For decades the prospect of a pope from outside Europe has both excited and alarmed observers of the Roman Catholic Church. As the number of Catholics has grown steadily in the Global South, the continuing domination of the church by European prelates has seemed ever more unjust. By 2030 nearly 80 percent of the world’s Catholics will live in Africa, Asia, or Latin America, and Africa will be home to more Catholics than Europe itself. Is such a church to be headed forever by those from Western Europe, a region rapidly succumbing to secularism?

The shift was going to come, and when it did, no country was better suited to provide the pathbreaker than Argentina. Finally we see a pope who can claim to speak for Latin America and the non-European world.
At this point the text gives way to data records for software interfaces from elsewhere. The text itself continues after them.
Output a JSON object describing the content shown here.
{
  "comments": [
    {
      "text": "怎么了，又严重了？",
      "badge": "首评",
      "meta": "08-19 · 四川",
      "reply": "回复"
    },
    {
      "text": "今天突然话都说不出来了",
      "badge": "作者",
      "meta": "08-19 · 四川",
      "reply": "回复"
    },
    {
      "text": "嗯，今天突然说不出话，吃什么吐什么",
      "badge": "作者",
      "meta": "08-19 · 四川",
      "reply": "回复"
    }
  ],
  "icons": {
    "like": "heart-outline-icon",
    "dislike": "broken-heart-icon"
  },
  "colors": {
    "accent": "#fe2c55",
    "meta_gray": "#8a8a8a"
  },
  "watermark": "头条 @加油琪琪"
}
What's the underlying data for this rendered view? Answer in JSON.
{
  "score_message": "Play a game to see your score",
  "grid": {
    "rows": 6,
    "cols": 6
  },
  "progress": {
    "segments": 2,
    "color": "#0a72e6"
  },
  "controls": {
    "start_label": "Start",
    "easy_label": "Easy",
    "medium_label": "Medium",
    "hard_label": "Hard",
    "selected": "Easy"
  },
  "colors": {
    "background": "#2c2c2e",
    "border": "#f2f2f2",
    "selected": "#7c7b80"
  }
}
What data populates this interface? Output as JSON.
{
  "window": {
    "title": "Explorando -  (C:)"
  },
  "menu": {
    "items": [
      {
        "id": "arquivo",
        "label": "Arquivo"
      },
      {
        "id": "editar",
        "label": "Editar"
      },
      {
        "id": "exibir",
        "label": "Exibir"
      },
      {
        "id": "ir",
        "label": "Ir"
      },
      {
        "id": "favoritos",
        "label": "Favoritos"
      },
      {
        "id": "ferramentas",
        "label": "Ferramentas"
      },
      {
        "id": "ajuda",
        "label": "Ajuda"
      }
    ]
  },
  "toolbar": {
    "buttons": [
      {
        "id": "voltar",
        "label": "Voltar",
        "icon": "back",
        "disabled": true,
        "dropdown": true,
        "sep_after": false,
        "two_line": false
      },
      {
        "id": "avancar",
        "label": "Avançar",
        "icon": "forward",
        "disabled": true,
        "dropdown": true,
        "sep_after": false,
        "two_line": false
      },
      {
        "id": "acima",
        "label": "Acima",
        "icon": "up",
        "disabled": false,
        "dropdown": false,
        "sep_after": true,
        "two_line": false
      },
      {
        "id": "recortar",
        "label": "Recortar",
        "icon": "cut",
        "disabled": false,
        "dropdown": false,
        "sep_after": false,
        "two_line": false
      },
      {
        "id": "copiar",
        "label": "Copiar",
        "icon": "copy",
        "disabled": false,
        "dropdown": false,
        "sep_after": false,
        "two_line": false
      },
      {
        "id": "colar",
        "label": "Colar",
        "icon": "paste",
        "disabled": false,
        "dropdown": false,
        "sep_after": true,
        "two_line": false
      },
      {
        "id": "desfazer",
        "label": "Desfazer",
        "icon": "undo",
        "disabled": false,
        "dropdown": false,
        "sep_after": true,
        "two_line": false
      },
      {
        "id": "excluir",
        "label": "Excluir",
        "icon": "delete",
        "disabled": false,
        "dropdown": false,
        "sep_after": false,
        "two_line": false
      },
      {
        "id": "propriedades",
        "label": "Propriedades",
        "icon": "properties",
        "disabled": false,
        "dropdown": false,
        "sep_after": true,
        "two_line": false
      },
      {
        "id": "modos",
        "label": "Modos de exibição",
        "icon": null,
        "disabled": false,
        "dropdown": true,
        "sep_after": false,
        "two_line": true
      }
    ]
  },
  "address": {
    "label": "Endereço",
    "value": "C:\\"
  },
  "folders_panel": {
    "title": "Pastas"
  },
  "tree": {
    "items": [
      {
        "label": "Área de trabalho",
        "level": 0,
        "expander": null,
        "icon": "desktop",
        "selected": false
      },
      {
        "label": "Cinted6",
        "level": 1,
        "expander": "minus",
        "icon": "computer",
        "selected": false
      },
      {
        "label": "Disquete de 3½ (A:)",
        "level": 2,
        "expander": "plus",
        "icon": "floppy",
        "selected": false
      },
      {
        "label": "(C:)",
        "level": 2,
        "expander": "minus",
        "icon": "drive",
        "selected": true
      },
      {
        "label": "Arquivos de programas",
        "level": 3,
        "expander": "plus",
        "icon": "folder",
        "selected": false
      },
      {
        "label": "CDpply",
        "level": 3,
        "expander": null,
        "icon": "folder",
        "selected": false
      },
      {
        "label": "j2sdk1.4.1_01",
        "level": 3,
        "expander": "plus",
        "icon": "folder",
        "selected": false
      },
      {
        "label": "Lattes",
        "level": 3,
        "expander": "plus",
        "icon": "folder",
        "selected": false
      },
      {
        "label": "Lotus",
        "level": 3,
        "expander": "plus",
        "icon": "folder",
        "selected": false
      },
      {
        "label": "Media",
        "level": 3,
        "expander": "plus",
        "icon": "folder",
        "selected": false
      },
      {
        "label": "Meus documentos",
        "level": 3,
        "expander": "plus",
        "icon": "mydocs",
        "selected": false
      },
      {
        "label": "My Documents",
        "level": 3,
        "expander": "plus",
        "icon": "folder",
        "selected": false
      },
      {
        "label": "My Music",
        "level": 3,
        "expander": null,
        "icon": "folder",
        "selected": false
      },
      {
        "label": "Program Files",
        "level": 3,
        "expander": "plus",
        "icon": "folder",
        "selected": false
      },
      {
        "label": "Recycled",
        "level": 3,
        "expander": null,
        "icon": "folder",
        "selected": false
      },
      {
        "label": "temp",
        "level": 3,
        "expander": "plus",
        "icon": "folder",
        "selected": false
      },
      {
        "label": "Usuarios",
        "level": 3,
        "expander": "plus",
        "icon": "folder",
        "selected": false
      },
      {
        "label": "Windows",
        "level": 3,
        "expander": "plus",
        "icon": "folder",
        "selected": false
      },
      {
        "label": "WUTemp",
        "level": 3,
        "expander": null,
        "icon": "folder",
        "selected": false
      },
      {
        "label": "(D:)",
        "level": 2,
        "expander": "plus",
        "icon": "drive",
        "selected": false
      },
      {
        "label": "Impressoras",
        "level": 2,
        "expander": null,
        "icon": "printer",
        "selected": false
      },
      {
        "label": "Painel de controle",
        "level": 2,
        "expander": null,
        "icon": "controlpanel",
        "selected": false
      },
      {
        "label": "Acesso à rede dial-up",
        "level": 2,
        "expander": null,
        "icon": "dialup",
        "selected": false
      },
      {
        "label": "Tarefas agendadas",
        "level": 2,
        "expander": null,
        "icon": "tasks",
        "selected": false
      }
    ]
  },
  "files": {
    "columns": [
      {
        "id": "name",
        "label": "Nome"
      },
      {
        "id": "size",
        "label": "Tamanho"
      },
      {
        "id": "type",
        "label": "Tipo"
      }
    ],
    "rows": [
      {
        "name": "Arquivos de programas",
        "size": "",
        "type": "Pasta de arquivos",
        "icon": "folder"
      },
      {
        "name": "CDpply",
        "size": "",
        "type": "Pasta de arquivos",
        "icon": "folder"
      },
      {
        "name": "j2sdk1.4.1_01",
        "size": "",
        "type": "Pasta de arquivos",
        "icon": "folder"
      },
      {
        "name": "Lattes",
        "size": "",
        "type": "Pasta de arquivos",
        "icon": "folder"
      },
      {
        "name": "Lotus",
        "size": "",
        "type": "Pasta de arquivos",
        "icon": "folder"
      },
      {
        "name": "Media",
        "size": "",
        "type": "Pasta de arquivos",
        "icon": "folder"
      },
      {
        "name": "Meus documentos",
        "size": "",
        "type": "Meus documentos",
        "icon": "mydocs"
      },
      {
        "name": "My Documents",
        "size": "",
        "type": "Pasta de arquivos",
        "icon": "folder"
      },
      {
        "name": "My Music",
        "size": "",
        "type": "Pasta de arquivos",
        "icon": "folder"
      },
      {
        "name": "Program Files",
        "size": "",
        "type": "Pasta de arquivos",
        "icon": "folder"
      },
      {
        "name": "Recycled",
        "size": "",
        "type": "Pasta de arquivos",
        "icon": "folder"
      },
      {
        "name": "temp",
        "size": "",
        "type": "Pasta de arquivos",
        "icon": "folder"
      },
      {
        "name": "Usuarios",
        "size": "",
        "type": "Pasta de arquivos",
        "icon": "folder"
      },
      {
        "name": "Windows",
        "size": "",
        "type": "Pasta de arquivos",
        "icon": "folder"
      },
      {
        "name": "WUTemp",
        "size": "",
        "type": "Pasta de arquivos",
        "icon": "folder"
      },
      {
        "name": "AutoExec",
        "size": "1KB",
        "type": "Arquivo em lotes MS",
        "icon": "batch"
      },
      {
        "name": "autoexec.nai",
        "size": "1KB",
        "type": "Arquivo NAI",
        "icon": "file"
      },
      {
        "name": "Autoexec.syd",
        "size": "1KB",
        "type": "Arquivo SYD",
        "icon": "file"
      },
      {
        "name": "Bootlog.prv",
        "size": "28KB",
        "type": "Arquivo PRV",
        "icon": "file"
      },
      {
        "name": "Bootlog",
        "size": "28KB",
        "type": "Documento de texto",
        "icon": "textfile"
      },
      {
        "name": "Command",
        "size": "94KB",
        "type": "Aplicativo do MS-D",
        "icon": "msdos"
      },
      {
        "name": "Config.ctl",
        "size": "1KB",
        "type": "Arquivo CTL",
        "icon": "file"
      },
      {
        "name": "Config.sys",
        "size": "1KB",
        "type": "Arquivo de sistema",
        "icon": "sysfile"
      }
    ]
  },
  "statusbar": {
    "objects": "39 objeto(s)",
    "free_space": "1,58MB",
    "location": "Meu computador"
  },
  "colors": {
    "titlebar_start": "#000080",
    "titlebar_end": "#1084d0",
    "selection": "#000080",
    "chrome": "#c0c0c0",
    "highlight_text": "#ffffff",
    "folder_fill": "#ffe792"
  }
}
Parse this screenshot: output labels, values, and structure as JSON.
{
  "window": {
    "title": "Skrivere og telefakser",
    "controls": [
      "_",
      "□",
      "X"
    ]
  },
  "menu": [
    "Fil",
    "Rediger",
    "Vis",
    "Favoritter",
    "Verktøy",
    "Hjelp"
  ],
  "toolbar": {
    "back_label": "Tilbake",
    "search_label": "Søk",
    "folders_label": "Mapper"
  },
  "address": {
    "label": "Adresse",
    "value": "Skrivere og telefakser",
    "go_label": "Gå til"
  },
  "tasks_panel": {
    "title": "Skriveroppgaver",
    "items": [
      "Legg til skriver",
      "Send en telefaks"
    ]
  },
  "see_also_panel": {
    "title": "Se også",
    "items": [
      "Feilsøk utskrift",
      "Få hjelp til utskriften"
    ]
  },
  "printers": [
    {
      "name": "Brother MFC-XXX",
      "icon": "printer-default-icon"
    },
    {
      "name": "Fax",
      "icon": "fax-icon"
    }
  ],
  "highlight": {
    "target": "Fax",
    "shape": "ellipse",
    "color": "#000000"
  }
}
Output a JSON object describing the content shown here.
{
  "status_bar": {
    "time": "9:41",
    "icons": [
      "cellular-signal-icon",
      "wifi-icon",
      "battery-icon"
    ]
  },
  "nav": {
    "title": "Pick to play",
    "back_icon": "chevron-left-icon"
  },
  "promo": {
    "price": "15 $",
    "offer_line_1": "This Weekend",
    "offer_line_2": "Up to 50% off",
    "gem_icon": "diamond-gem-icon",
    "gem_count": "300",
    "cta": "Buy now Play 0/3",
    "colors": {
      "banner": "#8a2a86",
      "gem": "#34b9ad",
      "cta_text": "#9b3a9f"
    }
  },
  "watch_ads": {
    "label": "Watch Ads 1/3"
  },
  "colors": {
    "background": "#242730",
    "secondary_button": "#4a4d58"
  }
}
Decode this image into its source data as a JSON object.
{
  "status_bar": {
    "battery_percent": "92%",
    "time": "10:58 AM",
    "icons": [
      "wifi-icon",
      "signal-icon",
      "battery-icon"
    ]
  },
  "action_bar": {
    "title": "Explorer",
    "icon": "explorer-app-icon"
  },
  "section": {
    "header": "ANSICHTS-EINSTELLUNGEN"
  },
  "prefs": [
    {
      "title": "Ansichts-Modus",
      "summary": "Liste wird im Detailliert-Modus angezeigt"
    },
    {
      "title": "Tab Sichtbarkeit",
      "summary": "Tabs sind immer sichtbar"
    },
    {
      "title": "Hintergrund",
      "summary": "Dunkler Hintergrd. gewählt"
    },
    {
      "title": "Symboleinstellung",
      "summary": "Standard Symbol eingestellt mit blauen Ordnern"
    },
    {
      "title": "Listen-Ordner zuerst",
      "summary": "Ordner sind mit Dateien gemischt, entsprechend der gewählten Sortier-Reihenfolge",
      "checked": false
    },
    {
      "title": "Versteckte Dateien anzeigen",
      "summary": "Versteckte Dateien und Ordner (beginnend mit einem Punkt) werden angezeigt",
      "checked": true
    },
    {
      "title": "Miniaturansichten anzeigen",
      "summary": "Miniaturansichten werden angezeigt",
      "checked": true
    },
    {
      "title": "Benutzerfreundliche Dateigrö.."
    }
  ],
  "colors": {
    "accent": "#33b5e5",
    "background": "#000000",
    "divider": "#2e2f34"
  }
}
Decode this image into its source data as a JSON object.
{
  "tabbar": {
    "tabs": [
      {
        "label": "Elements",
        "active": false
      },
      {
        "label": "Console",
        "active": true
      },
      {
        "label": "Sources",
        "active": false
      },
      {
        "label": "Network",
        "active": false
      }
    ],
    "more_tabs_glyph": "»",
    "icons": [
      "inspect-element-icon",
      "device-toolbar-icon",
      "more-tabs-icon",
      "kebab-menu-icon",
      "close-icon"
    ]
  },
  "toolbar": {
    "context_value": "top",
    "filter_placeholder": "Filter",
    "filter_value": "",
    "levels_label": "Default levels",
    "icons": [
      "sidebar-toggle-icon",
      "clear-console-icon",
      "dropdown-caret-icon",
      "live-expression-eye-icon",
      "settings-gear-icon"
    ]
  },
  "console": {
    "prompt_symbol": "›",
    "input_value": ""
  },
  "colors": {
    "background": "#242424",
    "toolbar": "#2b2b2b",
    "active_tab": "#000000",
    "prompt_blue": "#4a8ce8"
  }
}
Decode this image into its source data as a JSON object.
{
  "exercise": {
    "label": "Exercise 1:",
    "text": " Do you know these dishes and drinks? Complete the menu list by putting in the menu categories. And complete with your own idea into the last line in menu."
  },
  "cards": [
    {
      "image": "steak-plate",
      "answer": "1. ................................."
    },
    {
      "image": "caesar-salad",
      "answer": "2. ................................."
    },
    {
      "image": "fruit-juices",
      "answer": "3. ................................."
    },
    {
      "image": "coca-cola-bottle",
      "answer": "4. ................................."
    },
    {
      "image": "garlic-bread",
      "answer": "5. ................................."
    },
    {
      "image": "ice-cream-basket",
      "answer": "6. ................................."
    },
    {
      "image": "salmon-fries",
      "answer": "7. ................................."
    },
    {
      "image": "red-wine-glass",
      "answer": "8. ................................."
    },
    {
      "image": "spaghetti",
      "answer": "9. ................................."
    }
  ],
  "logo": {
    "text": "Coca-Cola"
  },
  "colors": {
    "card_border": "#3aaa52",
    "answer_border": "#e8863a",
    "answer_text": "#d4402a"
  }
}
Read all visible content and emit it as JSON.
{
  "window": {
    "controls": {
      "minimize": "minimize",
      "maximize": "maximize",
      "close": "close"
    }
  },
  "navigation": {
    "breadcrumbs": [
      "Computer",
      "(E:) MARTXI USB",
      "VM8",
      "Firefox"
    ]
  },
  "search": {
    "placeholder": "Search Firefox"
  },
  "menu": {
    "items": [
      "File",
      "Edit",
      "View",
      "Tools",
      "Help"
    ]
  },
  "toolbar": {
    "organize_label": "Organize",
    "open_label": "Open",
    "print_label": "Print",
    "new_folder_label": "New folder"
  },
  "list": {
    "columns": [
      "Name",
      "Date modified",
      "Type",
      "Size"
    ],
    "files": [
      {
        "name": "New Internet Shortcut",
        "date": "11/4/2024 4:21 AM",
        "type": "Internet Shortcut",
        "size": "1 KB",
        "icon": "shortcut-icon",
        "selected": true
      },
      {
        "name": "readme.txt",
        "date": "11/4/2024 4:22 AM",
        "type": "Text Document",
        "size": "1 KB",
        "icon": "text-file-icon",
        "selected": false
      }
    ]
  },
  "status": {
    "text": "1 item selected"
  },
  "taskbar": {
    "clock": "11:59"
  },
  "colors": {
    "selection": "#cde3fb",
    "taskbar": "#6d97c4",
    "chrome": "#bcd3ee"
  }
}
For Catholics of the Global South, the symbolic move is decisive and probably marks the start of an indefinite sequence of non-European popes.

A daring thought: Might Benedict XVI earn his place in the encyclopedias chiefly as the last European pope?